▶ _WORK TO BE COMPLETED_: For each line in the data that includes "JSON", make a copy.

━━━ RECORDS FOR THE EXERCISE

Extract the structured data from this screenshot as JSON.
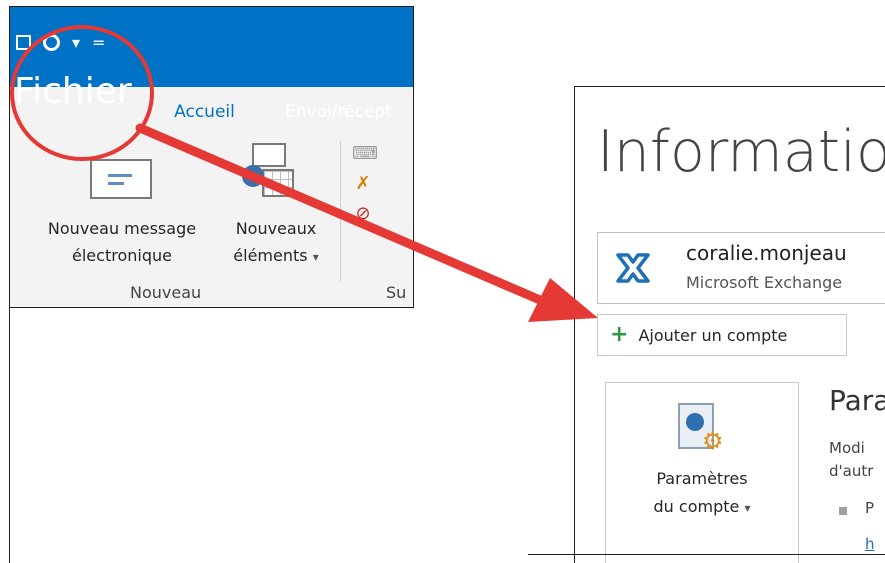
{
  "ribbon": {
    "tabs": {
      "file": "Fichier",
      "home": "Accueil",
      "send_receive": "Envoi/récept"
    },
    "new_email": {
      "line1": "Nouveau message",
      "line2": "électronique"
    },
    "new_items": {
      "line1": "Nouveaux",
      "line2": "éléments",
      "dropdown_glyph": "▾"
    },
    "groups": {
      "new": "Nouveau",
      "delete_partial": "Su"
    },
    "qat_dropdown_glyph": "▾",
    "qat_customize_glyph": "="
  },
  "backstage": {
    "title": "Informatio",
    "account": {
      "email": "coralie.monjeau",
      "type": "Microsoft Exchange"
    },
    "add_account": {
      "icon": "plus-icon",
      "label": "Ajouter un compte"
    },
    "account_settings": {
      "line1": "Paramètres",
      "line2": "du compte",
      "dropdown_glyph": "▾"
    },
    "section_heading": "Para",
    "section_desc_line1": "Modi",
    "section_desc_line2": "d'autr",
    "bullet_text": "P",
    "link_text": "h"
  },
  "colors": {
    "outlook_blue": "#0072c6",
    "annotation_red": "#e53935",
    "plus_green": "#2e9a45"
  }
}
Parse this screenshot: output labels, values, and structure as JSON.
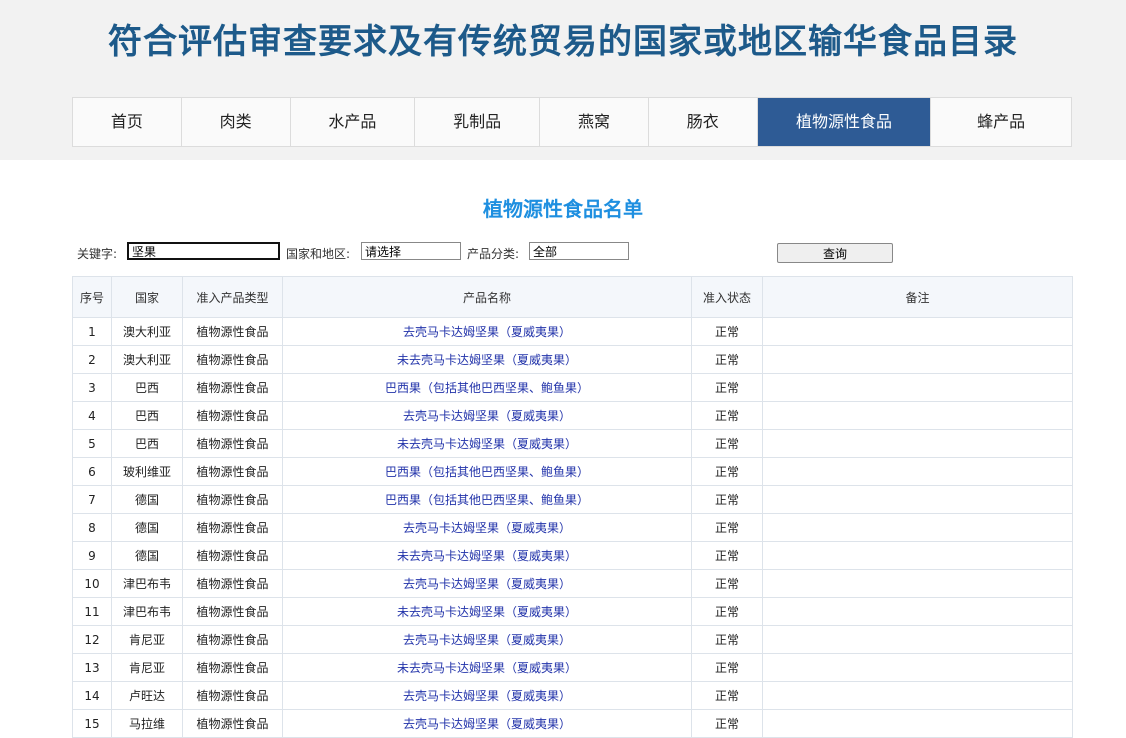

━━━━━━

▶ _WRITTEN SOLUTION_:
Extract the structured data from this screenshot as JSON.
Parse this screenshot: output labels, values, and structure as JSON.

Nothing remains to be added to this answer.